▶ [Required work] Nothing but the exact text of the entries should appear in your answer; pictures stay out.

==== Data provided ====

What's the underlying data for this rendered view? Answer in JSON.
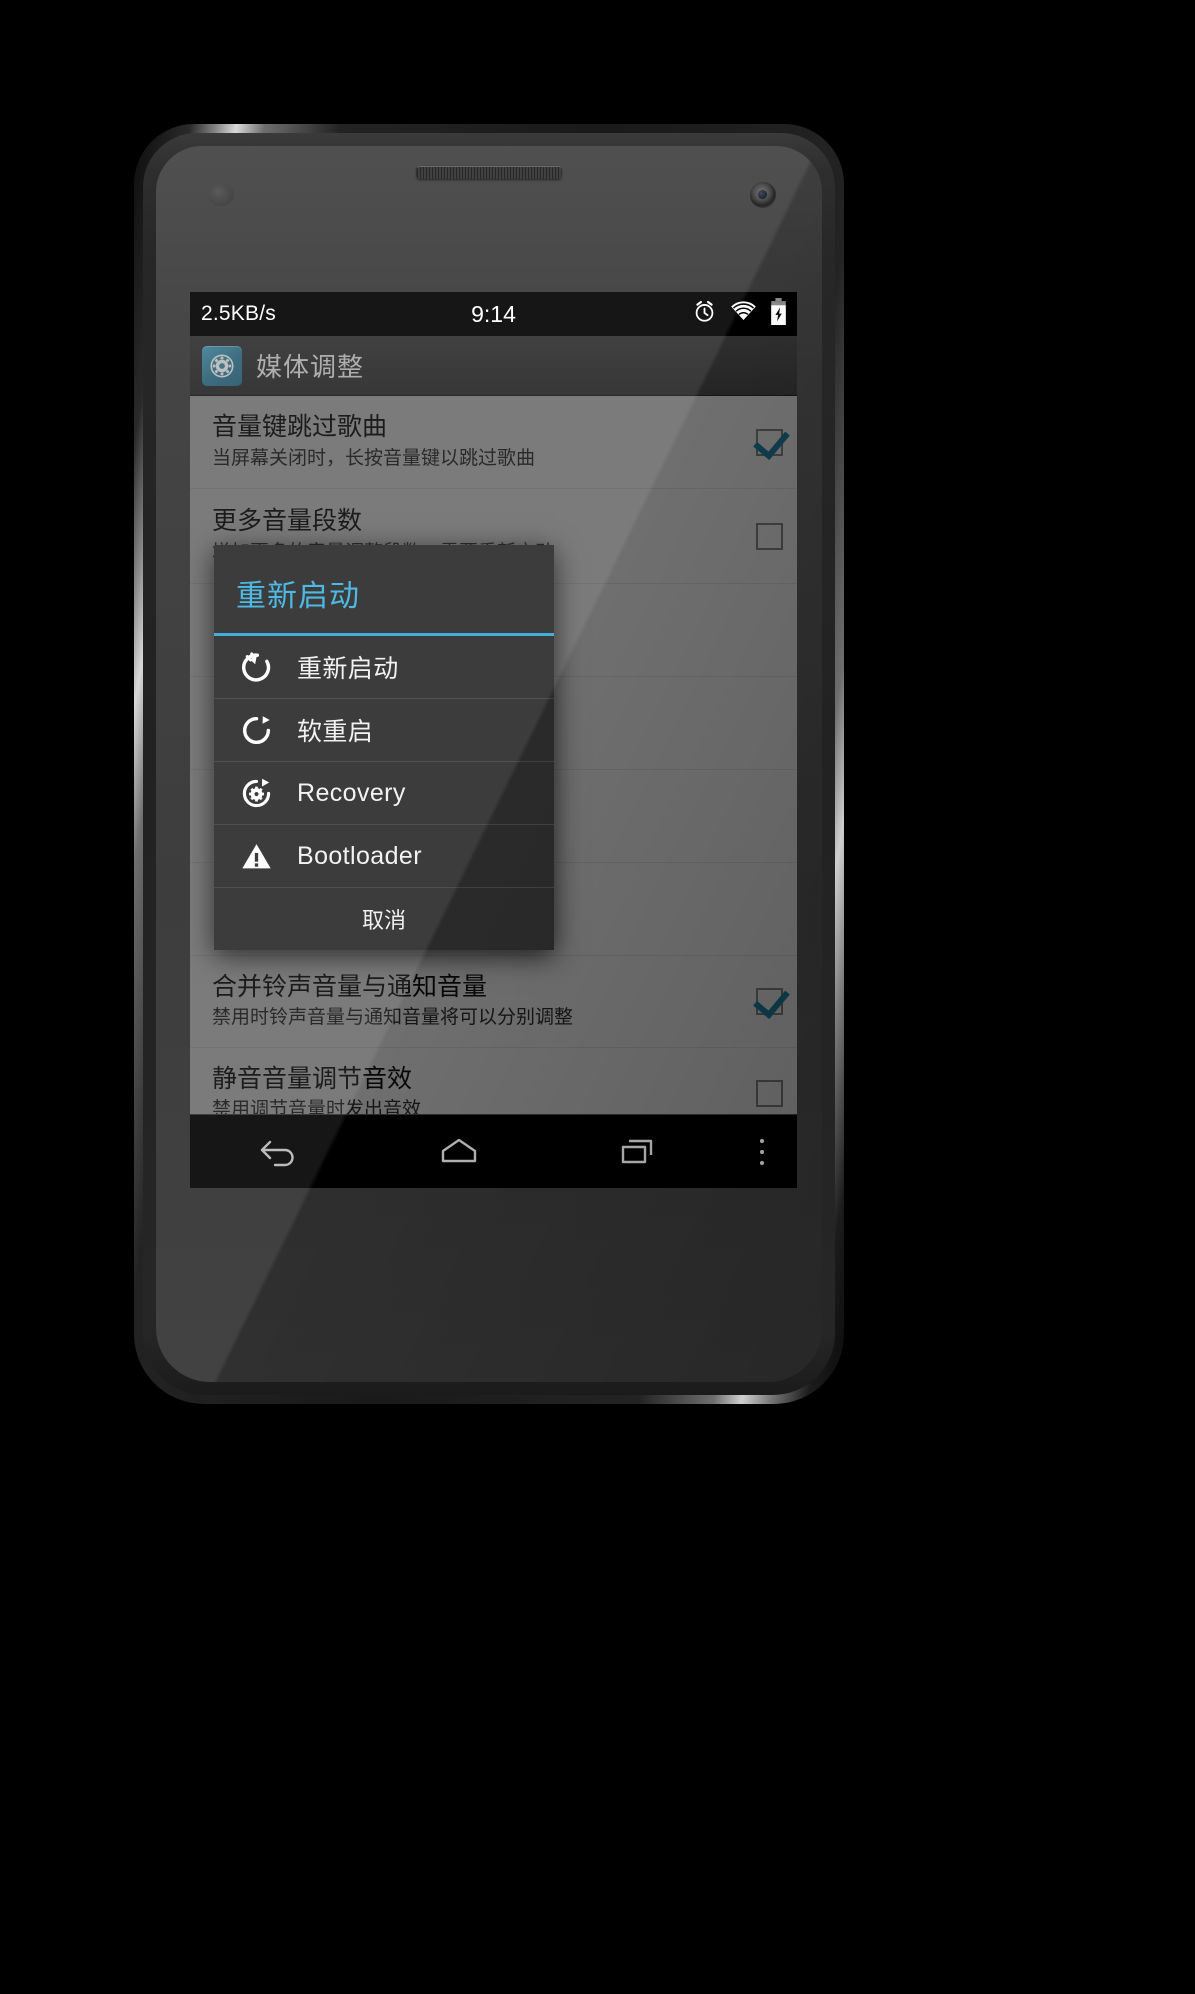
{
  "status_bar": {
    "network_speed": "2.5KB/s",
    "clock": "9:14",
    "icons": [
      "alarm-icon",
      "wifi-icon",
      "battery-charging-icon"
    ]
  },
  "action_bar": {
    "app_icon": "gear-icon",
    "title": "媒体调整"
  },
  "preferences": [
    {
      "title": "音量键跳过歌曲",
      "summary": "当屏幕关闭时，长按音量键以跳过歌曲",
      "checked": true
    },
    {
      "title": "更多音量段数",
      "summary": "增加更多的音量调整段数，需要重新启动",
      "checked": false
    },
    {
      "title": "合并铃声音量与通知音量",
      "summary": "禁用时铃声音量与通知音量将可以分别调整",
      "checked": true
    },
    {
      "title": "静音音量调节音效",
      "summary": "禁用调节音量时发出音效",
      "checked": false
    }
  ],
  "dialog": {
    "title": "重新启动",
    "accent_color": "#33b5e5",
    "items": [
      {
        "label": "重新启动",
        "icon": "power-restart-icon"
      },
      {
        "label": "软重启",
        "icon": "refresh-circle-icon"
      },
      {
        "label": "Recovery",
        "icon": "recovery-gear-icon"
      },
      {
        "label": "Bootloader",
        "icon": "warning-triangle-icon"
      }
    ],
    "cancel_label": "取消"
  },
  "nav_bar": {
    "buttons": [
      "back-icon",
      "home-icon",
      "recents-icon",
      "overflow-menu-icon"
    ]
  }
}
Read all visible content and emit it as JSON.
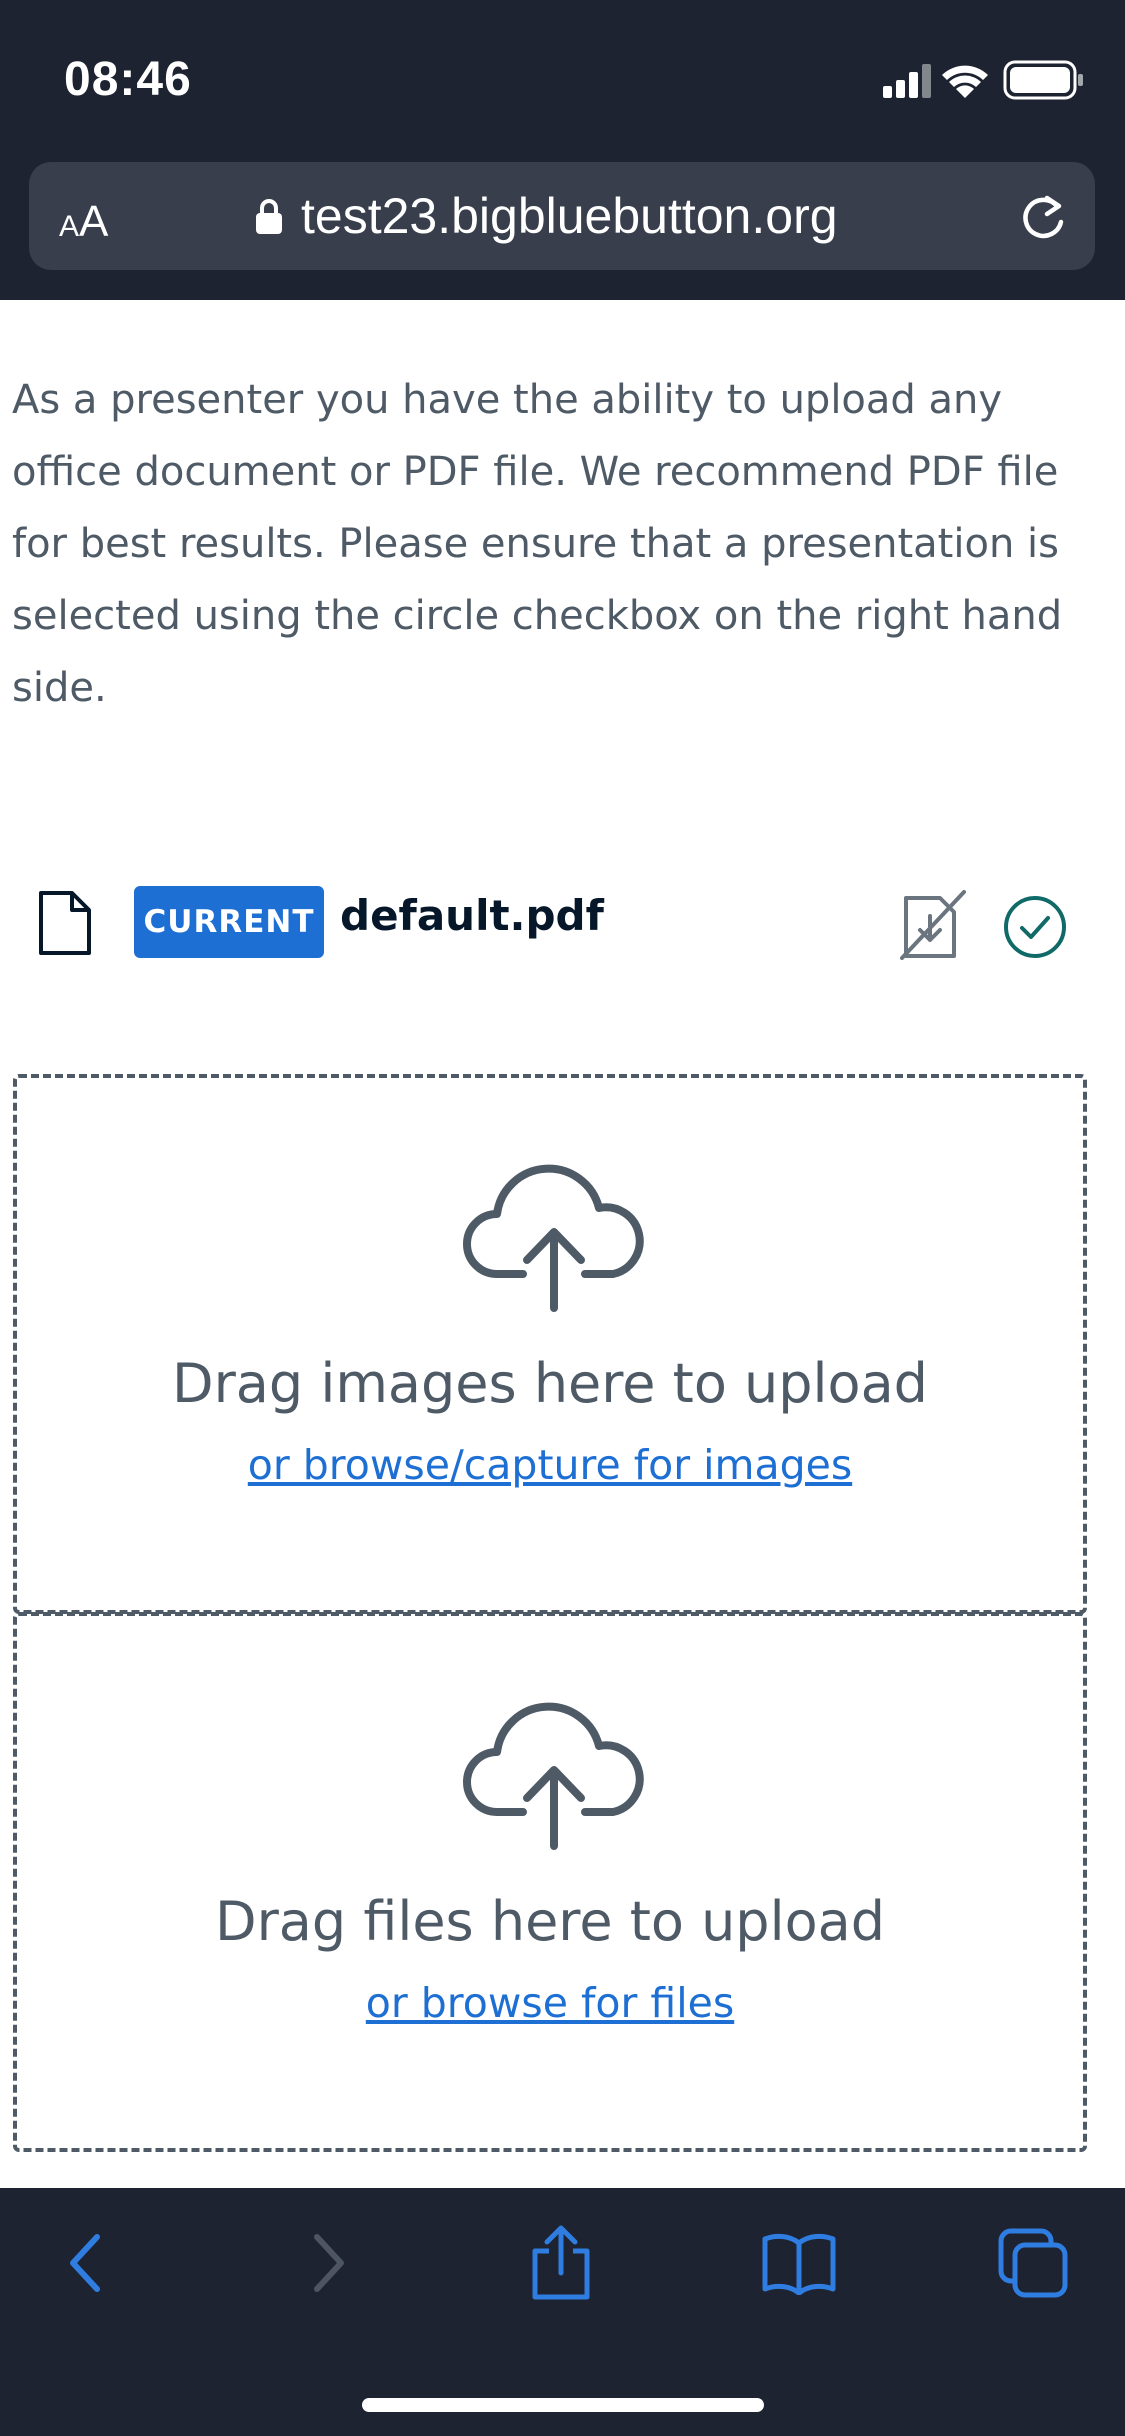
{
  "status_bar": {
    "time": "08:46",
    "icons": [
      "cellular-signal-icon",
      "wifi-icon",
      "battery-icon"
    ]
  },
  "browser": {
    "text_size_label_small": "A",
    "text_size_label_large": "A",
    "url": "test23.bigbluebutton.org",
    "lock_icon": "lock-icon",
    "reload_icon": "reload-icon"
  },
  "content": {
    "intro": "As a presenter you have the ability to upload any office document or PDF file. We recommend PDF file for best results. Please ensure that a presentation is selected using the circle checkbox on the right hand side.",
    "presentation": {
      "badge": "CURRENT",
      "file_name": "default.pdf",
      "file_icon": "file-icon",
      "download_icon": "download-disabled-icon",
      "current_icon": "check-circle-icon"
    },
    "image_dropzone": {
      "title": "Drag images here to upload",
      "link": "or browse/capture for images",
      "icon": "cloud-upload-icon"
    },
    "file_dropzone": {
      "title": "Drag files here to upload",
      "link": "or browse for files",
      "icon": "cloud-upload-icon"
    }
  },
  "toolbar": {
    "buttons": [
      "back-icon",
      "forward-icon",
      "share-icon",
      "bookmarks-icon",
      "tabs-icon"
    ]
  },
  "colors": {
    "chrome_bg": "#1d2331",
    "url_bar_bg": "#383e4b",
    "accent_blue": "#1e6fd3",
    "text_gray": "#4e5a66",
    "check_teal": "#0f6a68",
    "toolbar_icon_blue": "#2f7de0"
  }
}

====

▶ [Answer to this problem]
What's the underlying data for this rendered view? Answer in JSON.
{
  "status_bar": {
    "network_speed": "2.5KB/s",
    "clock": "9:14",
    "icons": [
      "alarm-icon",
      "wifi-icon",
      "battery-charging-icon"
    ]
  },
  "action_bar": {
    "app_icon": "gear-icon",
    "title": "媒体调整"
  },
  "preferences": [
    {
      "title": "音量键跳过歌曲",
      "summary": "当屏幕关闭时，长按音量键以跳过歌曲",
      "checked": true
    },
    {
      "title": "更多音量段数",
      "summary": "增加更多的音量调整段数，需要重新启动",
      "checked": false
    },
    {
      "title": "合并铃声音量与通知音量",
      "summary": "禁用时铃声音量与通知音量将可以分别调整",
      "checked": true
    },
    {
      "title": "静音音量调节音效",
      "summary": "禁用调节音量时发出音效",
      "checked": false
    }
  ],
  "dialog": {
    "title": "重新启动",
    "accent_color": "#33b5e5",
    "items": [
      {
        "label": "重新启动",
        "icon": "power-restart-icon"
      },
      {
        "label": "软重启",
        "icon": "refresh-circle-icon"
      },
      {
        "label": "Recovery",
        "icon": "recovery-gear-icon"
      },
      {
        "label": "Bootloader",
        "icon": "warning-triangle-icon"
      }
    ],
    "cancel_label": "取消"
  },
  "nav_bar": {
    "buttons": [
      "back-icon",
      "home-icon",
      "recents-icon",
      "overflow-menu-icon"
    ]
  }
}
Read all visible content and emit it as JSON.
{
  "status_bar": {
    "time": "08:46",
    "icons": [
      "cellular-signal-icon",
      "wifi-icon",
      "battery-icon"
    ]
  },
  "browser": {
    "text_size_label_small": "A",
    "text_size_label_large": "A",
    "url": "test23.bigbluebutton.org",
    "lock_icon": "lock-icon",
    "reload_icon": "reload-icon"
  },
  "content": {
    "intro": "As a presenter you have the ability to upload any office document or PDF file. We recommend PDF file for best results. Please ensure that a presentation is selected using the circle checkbox on the right hand side.",
    "presentation": {
      "badge": "CURRENT",
      "file_name": "default.pdf",
      "file_icon": "file-icon",
      "download_icon": "download-disabled-icon",
      "current_icon": "check-circle-icon"
    },
    "image_dropzone": {
      "title": "Drag images here to upload",
      "link": "or browse/capture for images",
      "icon": "cloud-upload-icon"
    },
    "file_dropzone": {
      "title": "Drag files here to upload",
      "link": "or browse for files",
      "icon": "cloud-upload-icon"
    }
  },
  "toolbar": {
    "buttons": [
      "back-icon",
      "forward-icon",
      "share-icon",
      "bookmarks-icon",
      "tabs-icon"
    ]
  },
  "colors": {
    "chrome_bg": "#1d2331",
    "url_bar_bg": "#383e4b",
    "accent_blue": "#1e6fd3",
    "text_gray": "#4e5a66",
    "check_teal": "#0f6a68",
    "toolbar_icon_blue": "#2f7de0"
  }
}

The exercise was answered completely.